# [Activity]
What lines below include the string "JSON"? Pick them out and copy them.

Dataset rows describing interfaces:
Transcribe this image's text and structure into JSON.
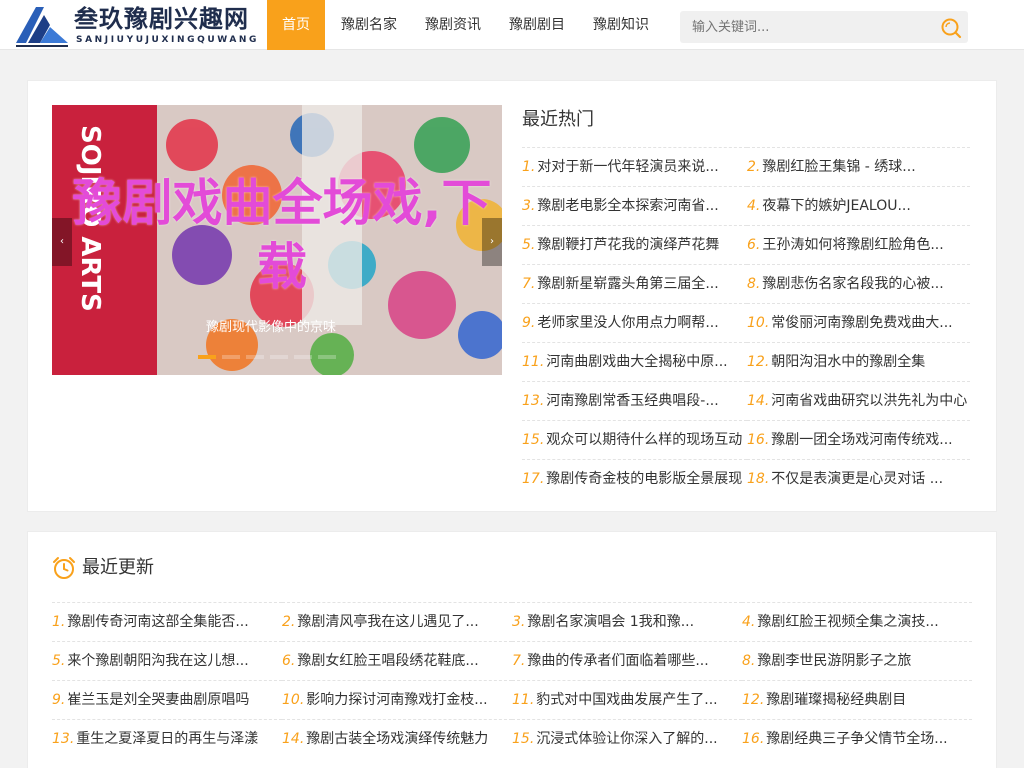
{
  "header": {
    "brand": "叁玖豫剧兴趣网",
    "pinyin": "SANJIUYUJUXINGQUWANG",
    "nav": [
      "首页",
      "豫剧名家",
      "豫剧资讯",
      "豫剧剧目",
      "豫剧知识"
    ],
    "search_placeholder": "输入关键词..."
  },
  "slider": {
    "title": "豫剧戏曲全场戏,下载",
    "caption": "豫剧现代影像中的京味",
    "prev": "‹",
    "next": "›"
  },
  "hot": {
    "title": "最近热门",
    "items": [
      {
        "num": "1.",
        "text": "对对于新一代年轻演员来说..."
      },
      {
        "num": "2.",
        "text": "豫剧红脸王集锦 - 绣球..."
      },
      {
        "num": "3.",
        "text": "豫剧老电影全本探索河南省..."
      },
      {
        "num": "4.",
        "text": "夜幕下的嫉妒JEALOU..."
      },
      {
        "num": "5.",
        "text": "豫剧鞭打芦花我的演绎芦花舞"
      },
      {
        "num": "6.",
        "text": "王孙涛如何将豫剧红脸角色..."
      },
      {
        "num": "7.",
        "text": "豫剧新星崭露头角第三届全..."
      },
      {
        "num": "8.",
        "text": "豫剧悲伤名家名段我的心被..."
      },
      {
        "num": "9.",
        "text": "老师家里没人你用点力啊帮..."
      },
      {
        "num": "10.",
        "text": "常俊丽河南豫剧免费戏曲大..."
      },
      {
        "num": "11.",
        "text": "河南曲剧戏曲大全揭秘中原..."
      },
      {
        "num": "12.",
        "text": "朝阳沟泪水中的豫剧全集"
      },
      {
        "num": "13.",
        "text": "河南豫剧常香玉经典唱段-..."
      },
      {
        "num": "14.",
        "text": "河南省戏曲研究以洪先礼为中心"
      },
      {
        "num": "15.",
        "text": "观众可以期待什么样的现场互动"
      },
      {
        "num": "16.",
        "text": "豫剧一团全场戏河南传统戏..."
      },
      {
        "num": "17.",
        "text": "豫剧传奇金枝的电影版全景展现"
      },
      {
        "num": "18.",
        "text": "不仅是表演更是心灵对话 ..."
      }
    ]
  },
  "latest": {
    "title": "最近更新",
    "items": [
      {
        "num": "1.",
        "text": "豫剧传奇河南这部全集能否..."
      },
      {
        "num": "2.",
        "text": "豫剧清风亭我在这儿遇见了..."
      },
      {
        "num": "3.",
        "text": "豫剧名家演唱会 1我和豫..."
      },
      {
        "num": "4.",
        "text": "豫剧红脸王视频全集之演技..."
      },
      {
        "num": "5.",
        "text": "来个豫剧朝阳沟我在这儿想..."
      },
      {
        "num": "6.",
        "text": "豫剧女红脸王唱段绣花鞋底..."
      },
      {
        "num": "7.",
        "text": "豫曲的传承者们面临着哪些..."
      },
      {
        "num": "8.",
        "text": "豫剧李世民游阴影子之旅"
      },
      {
        "num": "9.",
        "text": "崔兰玉是刘全哭妻曲剧原唱吗"
      },
      {
        "num": "10.",
        "text": "影响力探讨河南豫戏打金枝..."
      },
      {
        "num": "11.",
        "text": "豹式对中国戏曲发展产生了..."
      },
      {
        "num": "12.",
        "text": "豫剧璀璨揭秘经典剧目"
      },
      {
        "num": "13.",
        "text": "重生之夏泽夏日的再生与泽漾"
      },
      {
        "num": "14.",
        "text": "豫剧古装全场戏演绎传统魅力"
      },
      {
        "num": "15.",
        "text": "沉浸式体验让你深入了解的..."
      },
      {
        "num": "16.",
        "text": "豫剧经典三子争父情节全场..."
      }
    ]
  }
}
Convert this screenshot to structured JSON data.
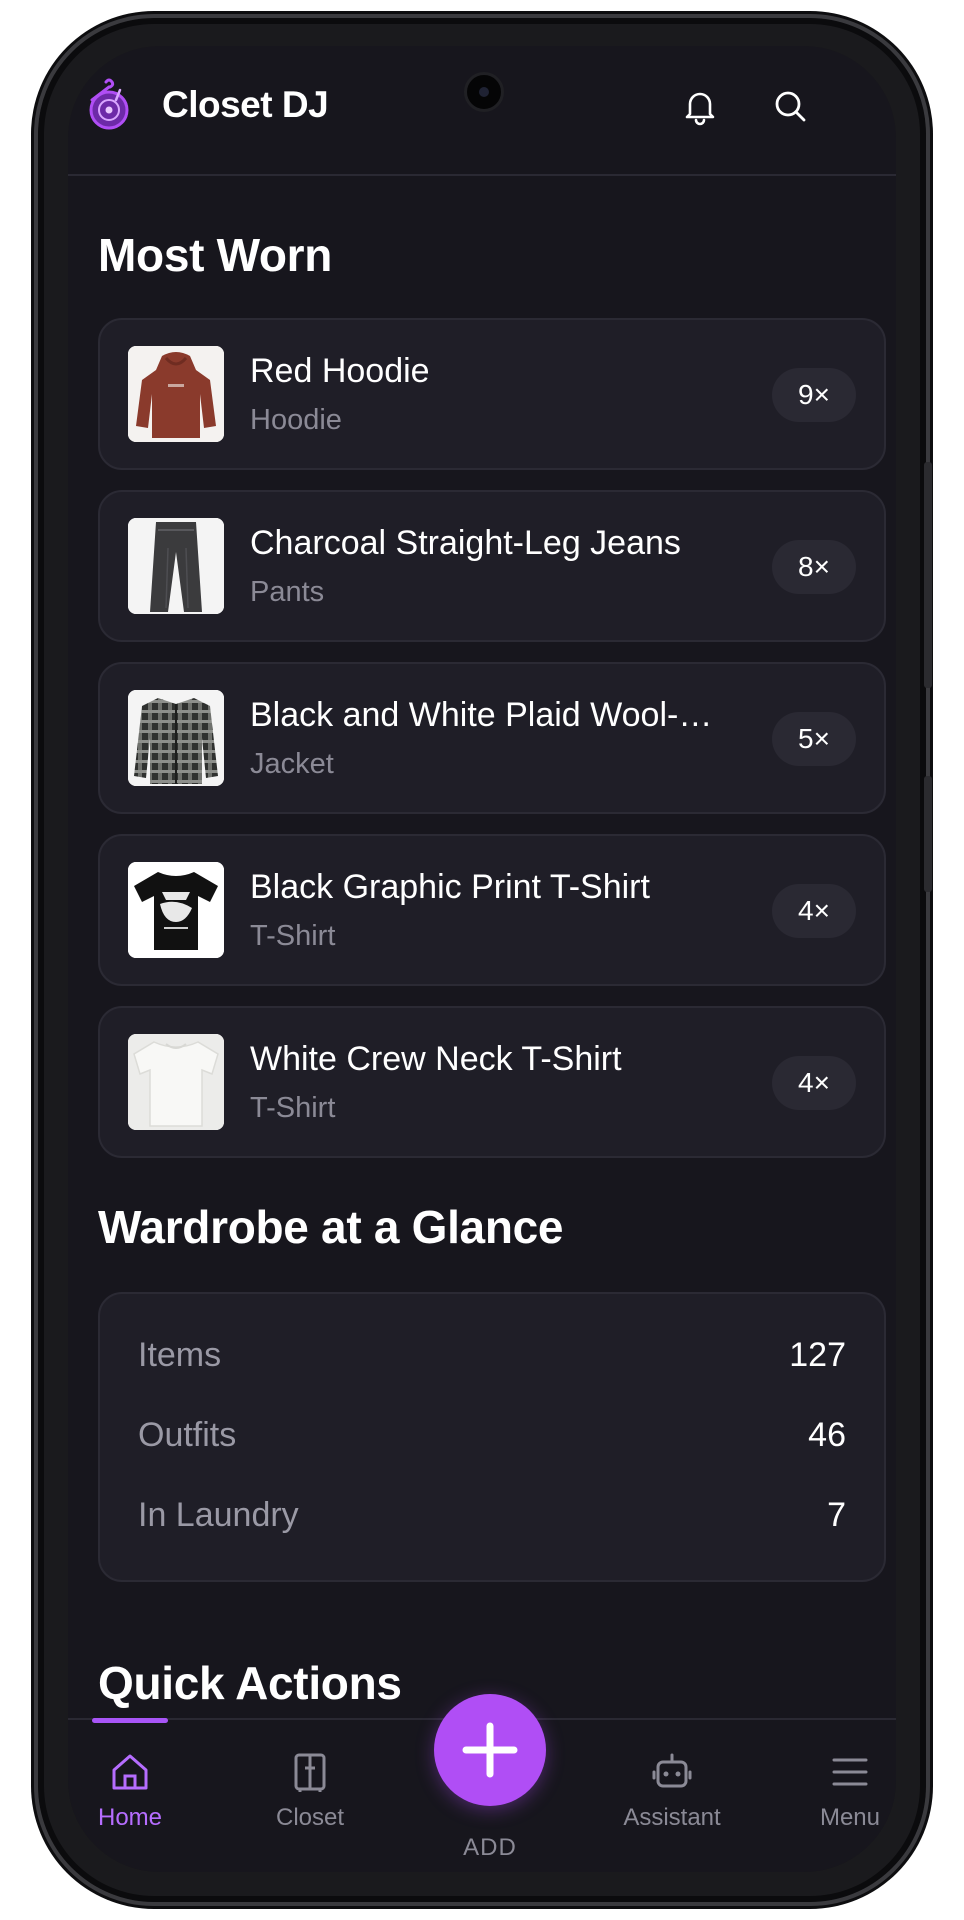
{
  "app": {
    "title": "Closet DJ"
  },
  "header": {
    "icons": [
      "bell-icon",
      "search-icon"
    ]
  },
  "most_worn": {
    "title": "Most Worn",
    "items": [
      {
        "name": "Red Hoodie",
        "category": "Hoodie",
        "count": "9×",
        "thumb": "red-hoodie"
      },
      {
        "name": "Charcoal Straight-Leg Jeans",
        "category": "Pants",
        "count": "8×",
        "thumb": "charcoal-jeans"
      },
      {
        "name": "Black and White Plaid Wool-…",
        "category": "Jacket",
        "count": "5×",
        "thumb": "plaid-jacket"
      },
      {
        "name": "Black Graphic Print T-Shirt",
        "category": "T-Shirt",
        "count": "4×",
        "thumb": "black-graphic-tee"
      },
      {
        "name": "White Crew Neck T-Shirt",
        "category": "T-Shirt",
        "count": "4×",
        "thumb": "white-tee"
      }
    ]
  },
  "glance": {
    "title": "Wardrobe at a Glance",
    "stats": [
      {
        "label": "Items",
        "value": "127"
      },
      {
        "label": "Outfits",
        "value": "46"
      },
      {
        "label": "In Laundry",
        "value": "7"
      }
    ]
  },
  "quick_actions": {
    "title": "Quick Actions"
  },
  "nav": {
    "items": [
      {
        "label": "Home",
        "icon": "home-icon",
        "active": true
      },
      {
        "label": "Closet",
        "icon": "closet-icon",
        "active": false
      },
      {
        "label": "ADD",
        "icon": "plus-icon",
        "active": false
      },
      {
        "label": "Assistant",
        "icon": "robot-icon",
        "active": false
      },
      {
        "label": "Menu",
        "icon": "menu-icon",
        "active": false
      }
    ]
  },
  "colors": {
    "accent": "#b04ef5",
    "background": "#17161d",
    "card": "#1f1e27"
  }
}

# [Written response]
Transcribe this image's text and structure into JSON.
Convert this screenshot to structured JSON data.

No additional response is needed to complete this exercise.